Every player on an NHL team plays a role.

Some play bigger roles than others.

In the coming weeks, Tarik El-Bashir and JJ Regan will rank the 25 most important players in the Caps’ organization, from least to most important, weighing factors such as past production, future potential and intangibles. 

Today’s player: No. 20 Taylor Chorney.


One of the more interesting storylines during training camp is going to be the battle along the blue line and where everyone, particularly a veteran like Chorney, fits into the plan as the Caps skew a bit younger.

The top pair is easy to figure out; it’ll be Dmitry Orlov and Matt Niskanen.

After that, it gets a little more interesting.

John Carlson will be on the second pair, perhaps with Aaron Ness.

If that's how things shake out, it would make sense to have Brooks Orpik anchor the third pair, especially if the No. 6 spot goes to a rookie since they'd surely benefit from the steady hand of a soon-to-be 37-year-old.

But will that spot go to a youngster like Christian Djoos, Madison Bowey or someone else? 

Or will it go to Chorney, a 30-year-old who's appeared in 141 NHL games spread over eight seasons for four clubs?

The Caps anticipate that Djoos and Bowey are closer to being NHL-ready than their other defenseman prospects.

Djoos lit up the AHL last season to the tune of 58 points in 66 games and the team needs to replace some offense. Bowey, meanwhile, has the look of a promising two-way defenseman.

But here’s the drawback—and where Chorney, in my opinion, fits into the equation.

Neither Djoos nor Bowey have done it yet. And until they do, no one can be 100-percent sure they’re completely ready to handle the everyday duties that the NHL demands. 

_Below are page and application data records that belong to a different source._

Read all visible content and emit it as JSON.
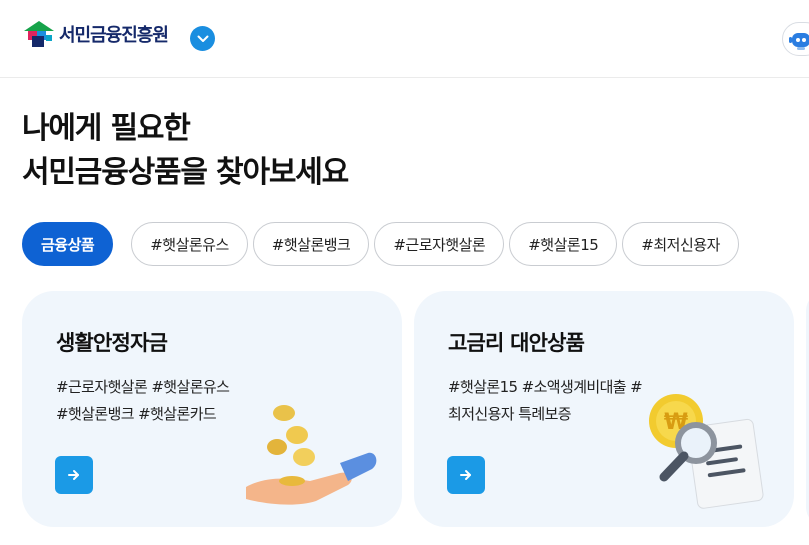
{
  "header": {
    "logo_text": "서민금융진흥원",
    "logo_toggle_icon": "chevron-down-icon",
    "chatbot_icon": "chatbot-icon",
    "colors": {
      "brand_navy": "#15296a",
      "accent_blue": "#1a8ee0"
    }
  },
  "hero": {
    "line1": "나에게 필요한",
    "line2": "서민금융상품을 찾아보세요"
  },
  "tags": [
    {
      "label": "금융상품",
      "active": true
    },
    {
      "label": "#햇살론유스",
      "active": false
    },
    {
      "label": "#햇살론뱅크",
      "active": false
    },
    {
      "label": "#근로자햇살론",
      "active": false
    },
    {
      "label": "#햇살론15",
      "active": false
    },
    {
      "label": "#최저신용자",
      "active": false
    }
  ],
  "cards": [
    {
      "title": "생활안정자금",
      "tags_line1": "#근로자햇살론 #햇살론유스",
      "tags_line2": "#햇살론뱅크 #햇살론카드",
      "arrow_icon": "arrow-right-icon",
      "illustration": "coins-hand-icon"
    },
    {
      "title": "고금리 대안상품",
      "tags_line1": "#햇살론15 #소액생계비대출 #",
      "tags_line2": "최저신용자 특례보증",
      "arrow_icon": "arrow-right-icon",
      "illustration": "won-coin-magnifier-icon"
    }
  ]
}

Chorney, to that end, has a significant advantage in experience, at a position where it matters a lot. He appeared in 18 games last season and a career-high 55 games the year before, also with the Caps. 

The bottom line: I suspect Chorney, who is entering the final year of his contract, will open camp penciled in as the team’s No. 6/7.

I also expect that he'll play a decent amount this season, maybe more than last year but perhaps less than 2015-16. I could even see him in the opening night lineup. Eventually, though, the Caps will want to see Djoos, Bowey or another youngster squeeze their way past Chorney and into the lineup full-time.        

Check out the full list of the Caps most important players as it comes out here and check out previous player profiles below.

— No. 25 Aaron Ness
— No. 24 Chandler Stephenson
— No. 23 Riley Barber
— No. 22 Pheonix Copley
No. 21 Devante Smith-Pelly